Leslie: We are seeing a real evolution in the industry from both a client and banking perspective. One of the key areas that banks needed to do better in the last 10 years was in financial crime. Historically, banks’ controls in that space have been very manual and very document driven. Today, banks, especially international banks, have a lot of data within their network. Working closely with regulators, we have implemented new technologies which leverage artificial intelligence and machine learning to make better use of that data and to identify when something doesn’t look right.

If you are banking transactions to different countries, you not only have transactional data that is going back and forth, but also the data that makes up the wider client networks. By piecing the networks together, the banks can look at what are good networks to which they can lend more, and what networks do they perhaps need to keep a closer eye on. That helps banks to have appetite to support more trade globally.

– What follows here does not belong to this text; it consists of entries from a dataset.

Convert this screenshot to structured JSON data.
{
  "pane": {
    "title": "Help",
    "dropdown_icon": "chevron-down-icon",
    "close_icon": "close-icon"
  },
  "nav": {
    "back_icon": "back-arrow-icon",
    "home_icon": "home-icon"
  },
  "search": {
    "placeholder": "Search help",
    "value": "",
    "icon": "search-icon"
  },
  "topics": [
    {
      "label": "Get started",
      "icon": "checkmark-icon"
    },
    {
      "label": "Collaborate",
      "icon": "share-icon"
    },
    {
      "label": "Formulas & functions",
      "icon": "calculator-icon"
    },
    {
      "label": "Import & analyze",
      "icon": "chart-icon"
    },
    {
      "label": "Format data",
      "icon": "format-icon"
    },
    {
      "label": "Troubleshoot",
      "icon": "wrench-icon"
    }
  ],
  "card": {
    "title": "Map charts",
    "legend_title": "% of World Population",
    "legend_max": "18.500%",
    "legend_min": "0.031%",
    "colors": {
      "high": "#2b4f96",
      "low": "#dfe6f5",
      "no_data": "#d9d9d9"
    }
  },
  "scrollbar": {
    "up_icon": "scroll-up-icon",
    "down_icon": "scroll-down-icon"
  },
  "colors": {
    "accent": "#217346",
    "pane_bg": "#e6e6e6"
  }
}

Daswani: Over the last 10 to 12 years, corporates have been employing more specialised resources that are similar to what you would get in trade and treasury teams of a bank. This has not been the case in the past. Availability of both people and system resource are now making corporates think that if they can’t get capabilities from the bank, then can they do something on their own. With the growth of fintech and AI there are possibilities that corporates may find it easier to make their own financing solutions available to their customers, as they have both better tools and insights and also more incentives to make those solutions available. It will be quite interesting to see how banks adapt and evolve to work with these new environments.